Work instructions: Starting at the line that contains "Convert this screenshot", copy every line through the end of the listing below exactly, and copy nothing else.

Data shown:
-=-=-=-=-

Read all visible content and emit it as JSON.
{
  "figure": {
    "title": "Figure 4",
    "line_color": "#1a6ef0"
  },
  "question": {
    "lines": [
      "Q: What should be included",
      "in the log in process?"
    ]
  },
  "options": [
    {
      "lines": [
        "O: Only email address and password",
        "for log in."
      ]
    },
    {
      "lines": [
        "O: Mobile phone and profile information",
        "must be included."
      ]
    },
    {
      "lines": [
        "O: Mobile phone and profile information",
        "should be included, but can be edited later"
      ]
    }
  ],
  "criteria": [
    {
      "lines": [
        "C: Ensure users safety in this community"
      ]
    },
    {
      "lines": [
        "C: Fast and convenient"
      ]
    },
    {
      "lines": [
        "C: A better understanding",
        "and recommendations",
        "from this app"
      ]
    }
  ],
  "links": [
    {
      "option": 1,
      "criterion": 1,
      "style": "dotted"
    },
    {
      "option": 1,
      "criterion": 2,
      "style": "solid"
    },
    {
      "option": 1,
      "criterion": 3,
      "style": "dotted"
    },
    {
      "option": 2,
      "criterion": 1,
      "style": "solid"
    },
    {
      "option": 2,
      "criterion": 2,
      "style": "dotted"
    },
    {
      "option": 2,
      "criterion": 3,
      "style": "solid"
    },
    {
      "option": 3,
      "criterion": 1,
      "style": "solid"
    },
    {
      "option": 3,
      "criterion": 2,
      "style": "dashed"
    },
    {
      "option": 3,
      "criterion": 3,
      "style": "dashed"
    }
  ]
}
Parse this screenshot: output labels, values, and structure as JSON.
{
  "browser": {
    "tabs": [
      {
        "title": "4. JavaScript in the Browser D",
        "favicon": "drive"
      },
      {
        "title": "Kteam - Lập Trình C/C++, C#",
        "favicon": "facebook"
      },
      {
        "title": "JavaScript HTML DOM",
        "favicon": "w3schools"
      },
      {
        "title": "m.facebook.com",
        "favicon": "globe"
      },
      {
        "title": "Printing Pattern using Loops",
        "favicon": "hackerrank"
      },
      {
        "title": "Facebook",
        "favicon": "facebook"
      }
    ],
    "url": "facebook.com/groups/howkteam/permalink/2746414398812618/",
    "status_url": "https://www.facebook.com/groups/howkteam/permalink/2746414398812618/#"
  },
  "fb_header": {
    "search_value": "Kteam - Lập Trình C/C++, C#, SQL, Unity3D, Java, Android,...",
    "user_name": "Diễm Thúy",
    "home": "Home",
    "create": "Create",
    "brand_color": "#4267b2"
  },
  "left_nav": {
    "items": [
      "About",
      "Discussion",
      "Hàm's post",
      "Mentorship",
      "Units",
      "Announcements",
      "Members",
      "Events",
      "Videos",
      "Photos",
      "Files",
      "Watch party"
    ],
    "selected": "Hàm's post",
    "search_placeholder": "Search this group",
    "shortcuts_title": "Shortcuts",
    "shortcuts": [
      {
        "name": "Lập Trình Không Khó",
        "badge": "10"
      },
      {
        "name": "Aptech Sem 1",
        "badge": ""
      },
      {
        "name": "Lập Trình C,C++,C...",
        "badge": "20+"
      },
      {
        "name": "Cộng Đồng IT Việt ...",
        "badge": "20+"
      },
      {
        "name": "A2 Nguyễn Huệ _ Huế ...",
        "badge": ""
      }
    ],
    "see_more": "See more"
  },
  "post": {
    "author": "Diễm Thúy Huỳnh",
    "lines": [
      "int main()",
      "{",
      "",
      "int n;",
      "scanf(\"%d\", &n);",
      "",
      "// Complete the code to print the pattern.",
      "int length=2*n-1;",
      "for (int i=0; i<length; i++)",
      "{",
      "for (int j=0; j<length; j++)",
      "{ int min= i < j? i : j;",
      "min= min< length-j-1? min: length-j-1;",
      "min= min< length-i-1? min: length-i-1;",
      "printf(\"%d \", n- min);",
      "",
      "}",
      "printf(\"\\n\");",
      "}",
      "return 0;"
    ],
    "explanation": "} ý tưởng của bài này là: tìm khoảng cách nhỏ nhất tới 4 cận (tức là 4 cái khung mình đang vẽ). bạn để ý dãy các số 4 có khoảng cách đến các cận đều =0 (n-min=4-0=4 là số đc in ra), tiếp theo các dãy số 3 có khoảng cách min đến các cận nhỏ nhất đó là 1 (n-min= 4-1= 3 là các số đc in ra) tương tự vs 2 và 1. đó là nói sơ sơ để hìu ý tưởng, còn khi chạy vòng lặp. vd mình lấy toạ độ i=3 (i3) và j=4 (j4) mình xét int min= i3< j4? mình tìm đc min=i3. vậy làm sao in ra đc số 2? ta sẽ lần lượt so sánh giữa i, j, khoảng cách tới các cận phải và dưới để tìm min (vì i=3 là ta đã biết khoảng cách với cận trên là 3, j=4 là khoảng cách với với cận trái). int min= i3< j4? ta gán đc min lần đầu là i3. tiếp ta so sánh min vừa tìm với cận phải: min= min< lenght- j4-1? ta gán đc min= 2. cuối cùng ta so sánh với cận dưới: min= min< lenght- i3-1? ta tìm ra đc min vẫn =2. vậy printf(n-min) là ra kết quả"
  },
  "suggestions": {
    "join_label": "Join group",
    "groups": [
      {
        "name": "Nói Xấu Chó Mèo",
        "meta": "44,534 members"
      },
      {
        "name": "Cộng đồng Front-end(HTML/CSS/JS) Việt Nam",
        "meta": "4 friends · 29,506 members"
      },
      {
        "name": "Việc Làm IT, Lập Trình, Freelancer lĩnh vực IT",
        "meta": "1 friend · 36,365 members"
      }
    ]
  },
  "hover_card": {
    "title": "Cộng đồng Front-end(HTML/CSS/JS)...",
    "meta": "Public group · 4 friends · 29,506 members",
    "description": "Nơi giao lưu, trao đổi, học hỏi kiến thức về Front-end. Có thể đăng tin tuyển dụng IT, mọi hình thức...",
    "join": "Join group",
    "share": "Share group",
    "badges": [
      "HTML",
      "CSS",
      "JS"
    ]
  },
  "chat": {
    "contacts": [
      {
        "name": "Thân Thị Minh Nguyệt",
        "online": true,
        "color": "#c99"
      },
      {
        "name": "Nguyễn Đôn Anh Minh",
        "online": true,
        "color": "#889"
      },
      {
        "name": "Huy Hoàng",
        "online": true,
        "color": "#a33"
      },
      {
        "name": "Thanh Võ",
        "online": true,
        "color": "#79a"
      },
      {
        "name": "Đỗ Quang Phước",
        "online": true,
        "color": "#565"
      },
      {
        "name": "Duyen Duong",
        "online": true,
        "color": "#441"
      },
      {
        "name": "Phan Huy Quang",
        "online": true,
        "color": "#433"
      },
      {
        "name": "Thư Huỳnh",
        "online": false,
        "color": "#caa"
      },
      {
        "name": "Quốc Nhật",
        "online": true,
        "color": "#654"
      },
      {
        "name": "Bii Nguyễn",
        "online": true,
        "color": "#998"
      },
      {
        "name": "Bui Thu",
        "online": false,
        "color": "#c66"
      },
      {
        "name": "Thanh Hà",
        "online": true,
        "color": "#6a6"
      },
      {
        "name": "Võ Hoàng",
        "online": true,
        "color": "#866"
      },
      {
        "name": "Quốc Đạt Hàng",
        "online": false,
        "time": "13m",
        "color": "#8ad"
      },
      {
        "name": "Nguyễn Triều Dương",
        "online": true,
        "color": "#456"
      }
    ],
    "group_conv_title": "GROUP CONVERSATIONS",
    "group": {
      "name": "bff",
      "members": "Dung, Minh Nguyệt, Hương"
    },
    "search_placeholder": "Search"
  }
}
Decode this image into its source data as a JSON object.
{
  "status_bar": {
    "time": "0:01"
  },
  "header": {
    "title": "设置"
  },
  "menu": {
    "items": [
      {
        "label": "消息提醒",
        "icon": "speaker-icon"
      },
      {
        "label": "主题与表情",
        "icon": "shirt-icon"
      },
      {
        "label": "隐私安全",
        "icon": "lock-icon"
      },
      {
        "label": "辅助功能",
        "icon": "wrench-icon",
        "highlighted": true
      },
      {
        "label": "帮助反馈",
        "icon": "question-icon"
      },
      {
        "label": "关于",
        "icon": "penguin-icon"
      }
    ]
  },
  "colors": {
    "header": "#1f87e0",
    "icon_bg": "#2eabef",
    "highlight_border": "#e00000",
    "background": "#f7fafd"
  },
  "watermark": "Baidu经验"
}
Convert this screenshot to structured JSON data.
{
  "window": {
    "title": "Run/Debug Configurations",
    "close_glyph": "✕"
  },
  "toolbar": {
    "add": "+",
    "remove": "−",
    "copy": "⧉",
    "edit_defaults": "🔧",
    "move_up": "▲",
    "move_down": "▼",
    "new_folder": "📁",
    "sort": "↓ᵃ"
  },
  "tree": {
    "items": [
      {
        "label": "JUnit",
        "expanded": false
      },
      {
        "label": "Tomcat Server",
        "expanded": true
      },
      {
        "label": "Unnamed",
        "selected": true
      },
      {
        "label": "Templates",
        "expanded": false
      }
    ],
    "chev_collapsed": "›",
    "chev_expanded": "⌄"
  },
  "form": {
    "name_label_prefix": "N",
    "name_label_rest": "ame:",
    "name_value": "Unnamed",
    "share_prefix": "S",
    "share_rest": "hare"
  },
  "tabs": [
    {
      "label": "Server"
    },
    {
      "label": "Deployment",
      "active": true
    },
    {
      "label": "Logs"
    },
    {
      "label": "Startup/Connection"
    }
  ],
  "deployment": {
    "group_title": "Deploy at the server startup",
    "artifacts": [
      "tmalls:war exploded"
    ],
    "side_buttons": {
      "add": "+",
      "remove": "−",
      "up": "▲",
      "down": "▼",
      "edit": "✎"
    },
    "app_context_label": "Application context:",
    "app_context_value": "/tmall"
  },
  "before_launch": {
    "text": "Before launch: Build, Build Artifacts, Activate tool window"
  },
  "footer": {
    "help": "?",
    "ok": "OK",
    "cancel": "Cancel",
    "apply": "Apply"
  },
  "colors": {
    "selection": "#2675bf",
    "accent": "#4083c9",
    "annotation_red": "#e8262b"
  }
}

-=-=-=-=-

Problem solution:
Convert this screenshot to structured JSON data.
{
  "window": {
    "title": "Run/Debug Configurations",
    "close_glyph": "✕"
  },
  "toolbar": {
    "add": "+",
    "remove": "−",
    "copy": "⧉",
    "edit_defaults": "🔧",
    "move_up": "▲",
    "move_down": "▼",
    "new_folder": "📁",
    "sort": "↓ᵃ"
  },
  "tree": {
    "items": [
      {
        "label": "JUnit",
        "expanded": false
      },
      {
        "label": "Tomcat Server",
        "expanded": true
      },
      {
        "label": "Unnamed",
        "selected": true
      },
      {
        "label": "Templates",
        "expanded": false
      }
    ],
    "chev_collapsed": "›",
    "chev_expanded": "⌄"
  },
  "form": {
    "name_label_prefix": "N",
    "name_label_rest": "ame:",
    "name_value": "Unnamed",
    "share_prefix": "S",
    "share_rest": "hare"
  },
  "tabs": [
    {
      "label": "Server"
    },
    {
      "label": "Deployment",
      "active": true
    },
    {
      "label": "Logs"
    },
    {
      "label": "Startup/Connection"
    }
  ],
  "deployment": {
    "group_title": "Deploy at the server startup",
    "artifacts": [
      "tmalls:war exploded"
    ],
    "side_buttons": {
      "add": "+",
      "remove": "−",
      "up": "▲",
      "down": "▼",
      "edit": "✎"
    },
    "app_context_label": "Application context:",
    "app_context_value": "/tmall"
  },
  "before_launch": {
    "text": "Before launch: Build, Build Artifacts, Activate tool window"
  },
  "footer": {
    "help": "?",
    "ok": "OK",
    "cancel": "Cancel",
    "apply": "Apply"
  },
  "colors": {
    "selection": "#2675bf",
    "accent": "#4083c9",
    "annotation_red": "#e8262b"
  }
}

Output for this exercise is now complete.